“Every day across NYC, cyclists like myself go head to head with cars in bike lanes — an incredibly scary & dangerous experience,” Mamdani tweeted.
If you’re an NYC cyclist, you’ve seen a car drive into a protected bike lane
That’s why I’m introducing A10446 (w/ @bradhoylman holding it in the Senate)
This would install cameras at 50 NYC PBLs to deter cars from driving into them w/o requiring additional police interactions pic.twitter.com/FtR3qhOmEC
— Zohran Kwame Mamdani (@ZohranKMamdani) June 2, 2022
Mamdani’s tweet included a photo of a car on top of a concrete barrier used to protect a bike lane. The tweet also includes video of a woman being spat on by a driver after she took footage of him being in a protected bike lane.

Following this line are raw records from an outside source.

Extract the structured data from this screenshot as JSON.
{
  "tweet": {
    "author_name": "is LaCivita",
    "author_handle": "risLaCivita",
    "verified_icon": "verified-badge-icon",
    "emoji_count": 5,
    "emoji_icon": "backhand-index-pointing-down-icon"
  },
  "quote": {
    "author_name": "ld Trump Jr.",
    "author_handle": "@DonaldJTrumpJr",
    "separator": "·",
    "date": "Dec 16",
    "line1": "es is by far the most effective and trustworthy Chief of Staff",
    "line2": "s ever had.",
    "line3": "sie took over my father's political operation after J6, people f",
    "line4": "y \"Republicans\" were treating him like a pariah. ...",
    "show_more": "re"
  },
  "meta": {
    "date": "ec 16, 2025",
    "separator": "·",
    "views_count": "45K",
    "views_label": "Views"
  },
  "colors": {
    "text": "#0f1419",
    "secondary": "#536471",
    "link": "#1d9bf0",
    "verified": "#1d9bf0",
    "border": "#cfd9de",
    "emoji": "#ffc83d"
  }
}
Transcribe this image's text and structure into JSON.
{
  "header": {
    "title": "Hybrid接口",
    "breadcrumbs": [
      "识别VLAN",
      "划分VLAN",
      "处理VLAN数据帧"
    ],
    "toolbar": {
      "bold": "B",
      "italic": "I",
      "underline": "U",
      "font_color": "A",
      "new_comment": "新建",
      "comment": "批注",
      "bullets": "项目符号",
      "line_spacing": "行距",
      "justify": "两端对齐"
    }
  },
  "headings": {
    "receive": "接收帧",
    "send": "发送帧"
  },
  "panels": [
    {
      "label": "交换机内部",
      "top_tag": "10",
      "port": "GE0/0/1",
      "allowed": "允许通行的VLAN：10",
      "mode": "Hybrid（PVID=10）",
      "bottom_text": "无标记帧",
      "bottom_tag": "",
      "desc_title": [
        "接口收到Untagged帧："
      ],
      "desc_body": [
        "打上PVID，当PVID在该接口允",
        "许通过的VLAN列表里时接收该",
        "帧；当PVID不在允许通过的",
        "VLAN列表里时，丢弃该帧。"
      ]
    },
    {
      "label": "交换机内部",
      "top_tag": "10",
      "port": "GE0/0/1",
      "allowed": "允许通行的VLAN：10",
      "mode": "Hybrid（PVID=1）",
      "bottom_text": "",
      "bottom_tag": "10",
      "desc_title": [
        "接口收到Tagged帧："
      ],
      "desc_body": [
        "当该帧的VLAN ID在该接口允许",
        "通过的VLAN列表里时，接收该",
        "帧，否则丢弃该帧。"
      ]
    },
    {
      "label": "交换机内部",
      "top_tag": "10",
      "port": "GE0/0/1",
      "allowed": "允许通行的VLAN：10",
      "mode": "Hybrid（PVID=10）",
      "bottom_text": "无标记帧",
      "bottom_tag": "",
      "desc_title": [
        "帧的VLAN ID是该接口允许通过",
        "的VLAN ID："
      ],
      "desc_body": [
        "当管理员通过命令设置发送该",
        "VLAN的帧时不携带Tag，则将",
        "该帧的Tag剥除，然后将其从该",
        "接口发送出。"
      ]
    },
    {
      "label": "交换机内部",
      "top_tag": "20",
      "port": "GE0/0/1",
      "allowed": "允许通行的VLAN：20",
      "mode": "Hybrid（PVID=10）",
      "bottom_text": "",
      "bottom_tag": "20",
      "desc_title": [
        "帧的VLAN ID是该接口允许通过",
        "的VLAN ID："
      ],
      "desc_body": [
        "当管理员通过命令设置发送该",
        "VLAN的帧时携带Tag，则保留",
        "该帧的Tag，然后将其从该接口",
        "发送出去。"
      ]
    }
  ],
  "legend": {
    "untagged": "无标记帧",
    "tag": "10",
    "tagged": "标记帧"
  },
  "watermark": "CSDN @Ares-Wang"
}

The bill is modeled after the New York City Department of Transportation’s speed camera program, which Mamdani says is effective. Mamdani cited a DOT report that said speeding dropped an average of 72 percent in areas where cameras are installed.
Mamdani’s bill has support in the state senate. Brad Hoylman, from Manhattan, is sponsoring the legislation in the upper chamber. Both bills did not get out of committee this year.
The bill would need the support of the city council, which is likely to back it.